### Exercise requirements
Your answer should consist of each line below that contains the string "Ctrl".

Given records section start

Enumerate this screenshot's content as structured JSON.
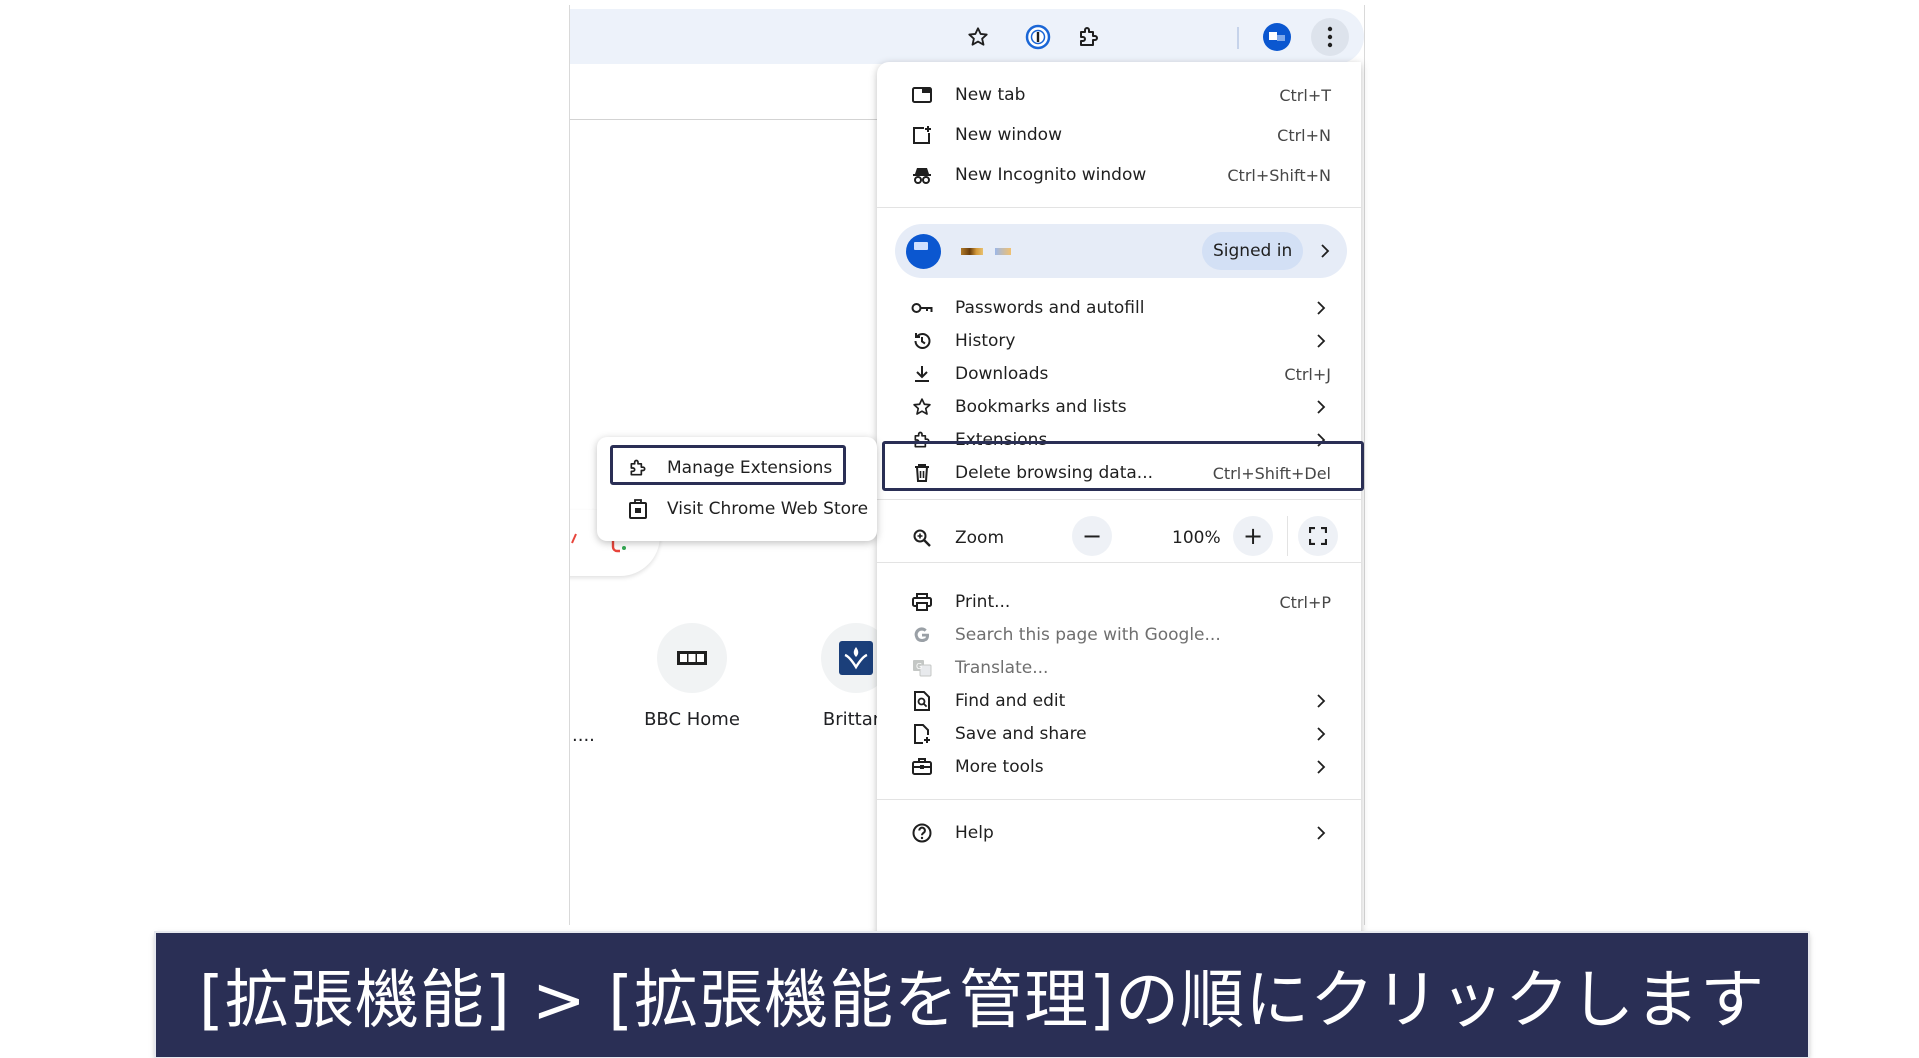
{
  "browser": {
    "toolbar": {
      "bookmark_icon": "star-outline-icon",
      "password_ext_icon": "1password-icon",
      "extensions_icon": "puzzle-icon",
      "profile_icon": "profile-icon",
      "menu_icon": "kebab-menu-icon"
    },
    "shortcuts": [
      {
        "label": "BBC Home"
      },
      {
        "label": "Brittani"
      }
    ],
    "partial_label": "...."
  },
  "menu": {
    "top_items": [
      {
        "label": "New tab",
        "shortcut": "Ctrl+T",
        "icon": "new-tab-icon"
      },
      {
        "label": "New window",
        "shortcut": "Ctrl+N",
        "icon": "new-window-icon"
      },
      {
        "label": "New Incognito window",
        "shortcut": "Ctrl+Shift+N",
        "icon": "incognito-icon"
      }
    ],
    "profile": {
      "status": "Signed in"
    },
    "mid_items": [
      {
        "label": "Passwords and autofill",
        "icon": "key-icon"
      },
      {
        "label": "History",
        "icon": "history-icon"
      },
      {
        "label": "Downloads",
        "shortcut": "Ctrl+J",
        "icon": "download-icon"
      },
      {
        "label": "Bookmarks and lists",
        "icon": "star-icon"
      },
      {
        "label": "Extensions",
        "icon": "puzzle-icon"
      },
      {
        "label": "Delete browsing data...",
        "shortcut": "Ctrl+Shift+Del",
        "icon": "trash-icon"
      }
    ],
    "zoom": {
      "label": "Zoom",
      "value": "100%",
      "minus": "−",
      "plus": "+"
    },
    "bottom_items": [
      {
        "label": "Print...",
        "shortcut": "Ctrl+P",
        "icon": "print-icon"
      },
      {
        "label": "Search this page with Google...",
        "icon": "google-icon"
      },
      {
        "label": "Translate...",
        "icon": "translate-icon"
      },
      {
        "label": "Find and edit",
        "icon": "find-icon"
      },
      {
        "label": "Save and share",
        "icon": "save-share-icon"
      },
      {
        "label": "More tools",
        "icon": "toolbox-icon"
      }
    ],
    "help": {
      "label": "Help",
      "icon": "help-icon"
    }
  },
  "submenu": {
    "items": [
      {
        "label": "Manage Extensions",
        "icon": "puzzle-icon"
      },
      {
        "label": "Visit Chrome Web Store",
        "icon": "web-store-icon"
      }
    ]
  },
  "caption": {
    "text": "[拡張機能] > [拡張機能を管理]の順にクリックします"
  },
  "colors": {
    "highlight": "#2a2f55",
    "caption_bg": "#2a2f55",
    "toolbar_bg": "#edf2fa",
    "accent": "#0b57d0"
  }
}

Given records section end

### Solution to this problem
        "shortcut": "Ctrl+T",
        "shortcut": "Ctrl+N",
        "shortcut": "Ctrl+Shift+N",
        "shortcut": "Ctrl+J",
        "shortcut": "Ctrl+Shift+Del",
        "shortcut": "Ctrl+P",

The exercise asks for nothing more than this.